Classical and African swine fever : state-of-the-art diagnostics and control measures
African swine fever (ASF) and classical swine fever (CSF) are among the most important viral diseases of domestic and wild pigs. Outbreaks of either disease are accompanied by tremendous socio-economic consequences that threaten the livelihood of small farmers and the profitable production in industrialized settings. Thus, there is an urgent need for state-of-the-art control measures including diagnostic tests for timely diagnosis and disease surveillance. This habilitation thesis covers different aspects that are needed for rational strategy design, i.e. generation of background data on infection biology, design and evaluation of control tools in terms of vaccines, and the optimization of diagnostic systems. The first point, generation of background data, was addressed in experimental studies with domestic pigs and European wild boar that targeted the pathogenesis of swine fevers in the broader sense. Based on these studies, it can be expected that an introduction of ASF or CSF into a free area or population would lead to observable mortality. Thus, fallen animals would be the best target for an early warning system. To optimize the compliance of hunters and game wardens, alternative sampling methods were investigated in combination with routine polymerase chain reaction (PCR) technology. It could be shown that dry blood swabs are suitable for molecular swine fever diagnosis. A second diagnostic challenge was the rapid genetic differentiation of C-strain vaccinated from CSF field virus infected wild boar in areas with oral immunization.

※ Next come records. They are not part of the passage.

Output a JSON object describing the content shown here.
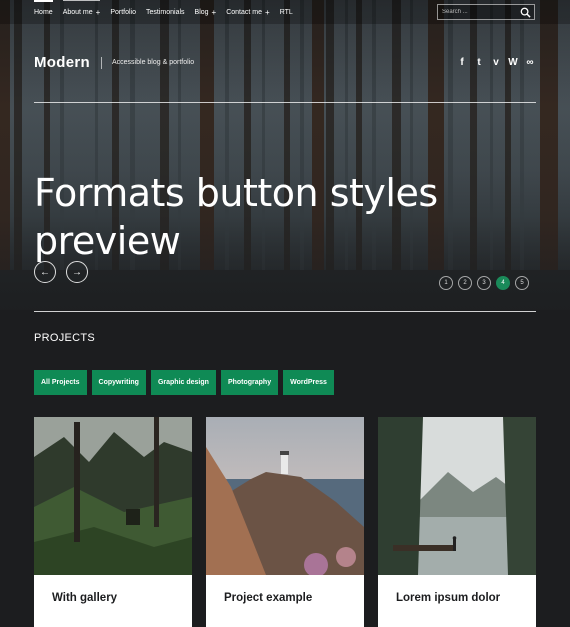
{
  "nav": {
    "items": [
      {
        "label": "Home",
        "plus": ""
      },
      {
        "label": "About me",
        "plus": "+"
      },
      {
        "label": "Portfolio",
        "plus": ""
      },
      {
        "label": "Testimonials",
        "plus": ""
      },
      {
        "label": "Blog",
        "plus": "+"
      },
      {
        "label": "Contact me",
        "plus": "+"
      },
      {
        "label": "RTL",
        "plus": ""
      }
    ],
    "search_placeholder": "Search ..."
  },
  "site": {
    "name": "Modern",
    "tagline": "Accessible blog & portfolio",
    "social": [
      "f",
      "t",
      "v",
      "W",
      "∞"
    ]
  },
  "hero": {
    "title": "Formats button styles preview",
    "prev_arrow": "←",
    "next_arrow": "→",
    "pages": [
      "1",
      "2",
      "3",
      "4",
      "5"
    ],
    "active_page": "4"
  },
  "projects": {
    "heading": "PROJECTS",
    "filters": [
      "All Projects",
      "Copywriting",
      "Graphic design",
      "Photography",
      "WordPress"
    ],
    "cards": [
      {
        "title": "With gallery"
      },
      {
        "title": "Project example"
      },
      {
        "title": "Lorem ipsum dolor"
      }
    ]
  },
  "colors": {
    "accent": "#0f8a55",
    "background": "#1c1d1f"
  }
}
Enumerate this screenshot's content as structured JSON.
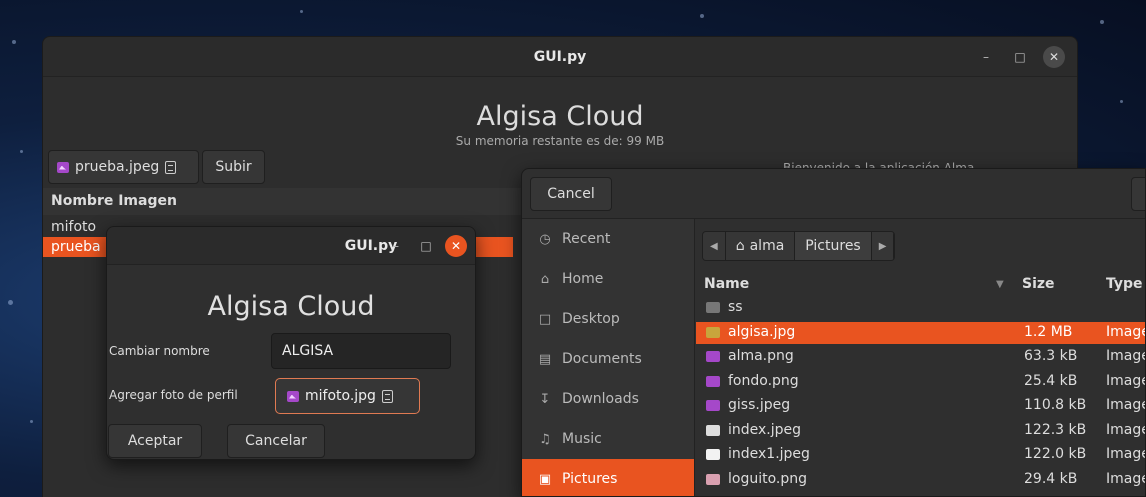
{
  "main_window": {
    "title": "GUI.py",
    "app_title": "Algisa Cloud",
    "subtitle": "Su memoria restante es de: 99 MB",
    "welcome": "Bienvenido a la aplicación Alma",
    "file_button": "prueba.jpeg",
    "upload_button": "Subir",
    "table_header": "Nombre Imagen",
    "rows": [
      "mifoto",
      "prueba"
    ],
    "selected_row": "prueba"
  },
  "dialog": {
    "title": "GUI.py",
    "app_title": "Algisa Cloud",
    "rename_label": "Cambiar nombre",
    "rename_value": "ALGISA",
    "photo_label": "Agregar foto de perfil",
    "photo_button": "mifoto.jpg",
    "accept_button": "Aceptar",
    "cancel_button": "Cancelar"
  },
  "file_chooser": {
    "cancel_button": "Cancel",
    "sidebar": [
      {
        "label": "Recent",
        "icon": "clock-icon"
      },
      {
        "label": "Home",
        "icon": "home-icon"
      },
      {
        "label": "Desktop",
        "icon": "desktop-icon"
      },
      {
        "label": "Documents",
        "icon": "documents-icon"
      },
      {
        "label": "Downloads",
        "icon": "download-icon"
      },
      {
        "label": "Music",
        "icon": "music-icon"
      },
      {
        "label": "Pictures",
        "icon": "pictures-icon"
      }
    ],
    "selected_place": "Pictures",
    "path": [
      "alma",
      "Pictures"
    ],
    "columns": {
      "name": "Name",
      "size": "Size",
      "type": "Type"
    },
    "files": [
      {
        "name": "ss",
        "size": "",
        "type": "",
        "icon": "folder-icon"
      },
      {
        "name": "algisa.jpg",
        "size": "1.2 MB",
        "type": "Image",
        "icon": "image-icon"
      },
      {
        "name": "alma.png",
        "size": "63.3 kB",
        "type": "Image",
        "icon": "image-icon"
      },
      {
        "name": "fondo.png",
        "size": "25.4 kB",
        "type": "Image",
        "icon": "image-icon"
      },
      {
        "name": "giss.jpeg",
        "size": "110.8 kB",
        "type": "Image",
        "icon": "image-icon"
      },
      {
        "name": "index.jpeg",
        "size": "122.3 kB",
        "type": "Image",
        "icon": "image-icon"
      },
      {
        "name": "index1.jpeg",
        "size": "122.0 kB",
        "type": "Image",
        "icon": "image-icon"
      },
      {
        "name": "loguito.png",
        "size": "29.4 kB",
        "type": "Image",
        "icon": "image-icon"
      }
    ],
    "selected_file": "algisa.jpg"
  },
  "colors": {
    "accent": "#e95420",
    "window_bg": "#2d2d2d"
  }
}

Here, a recently developed differentiating multiplex reverse transcription PCR was employed under field conditions. It could be proven that this genetic DIVA (differentiation of infected from vaccinated animals) approach is suitable under field conditions. The last part covered vaccination as control tool. Recent advances in CSF vaccine development allowed revisiting emergency vaccination strategies for both domestic pigs and European wild boar. The presented original contributions cover different parts of the assessment of marker vaccine strain “CP7_E2alf” on its way to licensing. An additional contribution reports on a study that was undertaken to assess the impact of modern adjuvants on the efficacy of inactivated ASFV preparations. The outcome of the study clearly shows that modern adjuvants do not enhance the efficacy of ASFV vaccine preparations. Taken together, the presented studies feed into the strategy design for ASF and CSF and will hopefully facilitate control.